- Each vEOS management interface (Network adapter 1) will connect to the VM Network on vSwitch0
- vEOS-01 and vEOS-02 will connect on vSwitch1 with port-group PEER_LINK
- vEOS-02 and vEOS-03 will connect on vSwitch2 with port-group MLAG_LEFT
- vEOS-02 and vEOS-03 will connect on vSwitch3 with port-group MLAG_RIGHT
- vEOS-04 requires an additional vSwitch (vSwitch5) for its ISLs to vEOS-01 and vEOS-02 which will be created as part of this document in the steps that follow.
vSwitch configuration showing vEOS-01, vEOS-02, and vEOS-03.
Click on the ESXi host in the left hand navigation pane of vSphere.
- Click on the Configuration tab in the right hand work pane
- Choose Networking and Add Networking
- Choose Virtual Machine as the connection type

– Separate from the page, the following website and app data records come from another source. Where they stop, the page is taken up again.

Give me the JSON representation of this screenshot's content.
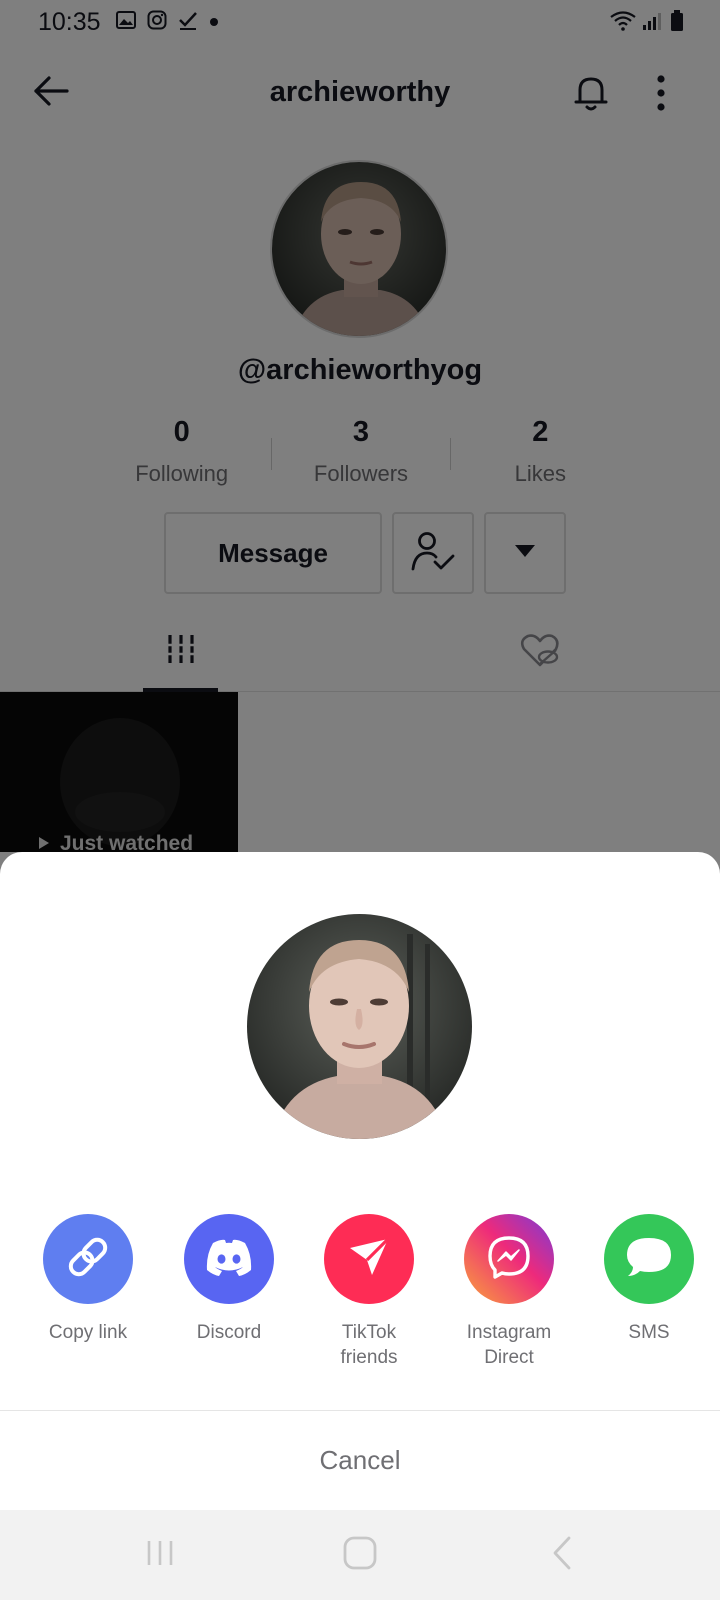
{
  "status_bar": {
    "time": "10:35",
    "left_icons": [
      "gallery-icon",
      "instagram-icon",
      "checkmark-icon",
      "dot-icon"
    ],
    "right_icons": [
      "wifi-icon",
      "signal-icon",
      "battery-icon"
    ]
  },
  "header": {
    "title": "archieworthy",
    "back_icon": "back-arrow-icon",
    "bell_icon": "bell-icon",
    "more_icon": "more-vertical-icon"
  },
  "profile": {
    "username": "@archieworthyog",
    "stats": [
      {
        "value": "0",
        "label": "Following"
      },
      {
        "value": "3",
        "label": "Followers"
      },
      {
        "value": "2",
        "label": "Likes"
      }
    ],
    "message_label": "Message",
    "tabs": [
      "videos-grid-icon",
      "liked-hidden-icon"
    ],
    "thumbnail_label": "Just watched"
  },
  "share_sheet": {
    "items": [
      {
        "label": "Copy link",
        "icon": "link-icon",
        "color": "#5f7ef0"
      },
      {
        "label": "Discord",
        "icon": "discord-icon",
        "color": "#5865f2"
      },
      {
        "label": "TikTok\nfriends",
        "icon": "send-icon",
        "color": "#fe2c55"
      },
      {
        "label": "Instagram\nDirect",
        "icon": "messenger-icon",
        "color": "#c13584"
      },
      {
        "label": "SMS",
        "icon": "message-bubble-icon",
        "color": "#34c759"
      }
    ],
    "cancel_label": "Cancel"
  },
  "nav_bar": {
    "icons": [
      "recents-icon",
      "home-icon",
      "back-icon"
    ]
  }
}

- Choose “Create a vSphere standard switch
- Do not assign any physical interfaces to the vSwitch
In the Port Group Properties
- Create a Network Label, for vEOS-04 we are calling it “MLAG_LEFT2”
- Change the VLAN ID to “All (4095)”
- Edit the vSwitch and change the MTU to 9000
- NOTE: Promiscuous Mode defaults to Reject. Some L3 configurations may require changing to accept. Some users report MLAG does not work without Promiscuous Mode set to accept on the peer-link
- Repeat these steps to add a vSwitch for the MLAG_RIGHT2 port-group
Make the port group assignments to vEOS-04 to connect it to the vSwitches
- Right click on vEOS-04 and edit settings
- Click Network adapter 2
- Select MLAG_LEFT2 under Network Label
- Check the box for “Connected” and “Connect at power on”
- Repeat using MLAG_RIGHT2 for Network adapter 3
- TIP: Uncheck “Connected” and “Connect at power on” for any adapters not currently in use
When completed your vSwitch configuration will look similar to this. Note: vSwitch4 in this configuration was created for a different project, don’t be concerned if your configuration uses different vSwitch numbers.
Adding additional network interfaces
Click Add under the Hardware tab
Choose E1000, leave Network label at default (VM Network in our case) Click next and finish.
Choose the correct Network label according to your vSwitch setup and connectivity. You may need to add another vSwitch.
vEOS can be run successfully on ESXi 5.5. ESXi enables larger configurations due to the capabilities of ESXi with respect to server class hardware containing many CPU cores and large quantities of memory. With this configuration a large vEOS topology can be constructed for lab testing L2 and L3 configurations and developing EOS extensions and scripts as well as training. With these instructions and a bit of patience you should be able to build a custom VM, configure the VM for use as a vEOS instance by attaching the Aboot and VMDK images. Finally, you should be able to interconnect the vEOS instances to fully leverage the capabilities of vEOS on ESXi 5.5.
Experimentation with Distributed Virtual Switches as interconnects for vEOS MLAG were largely a failure and not recommended by the author.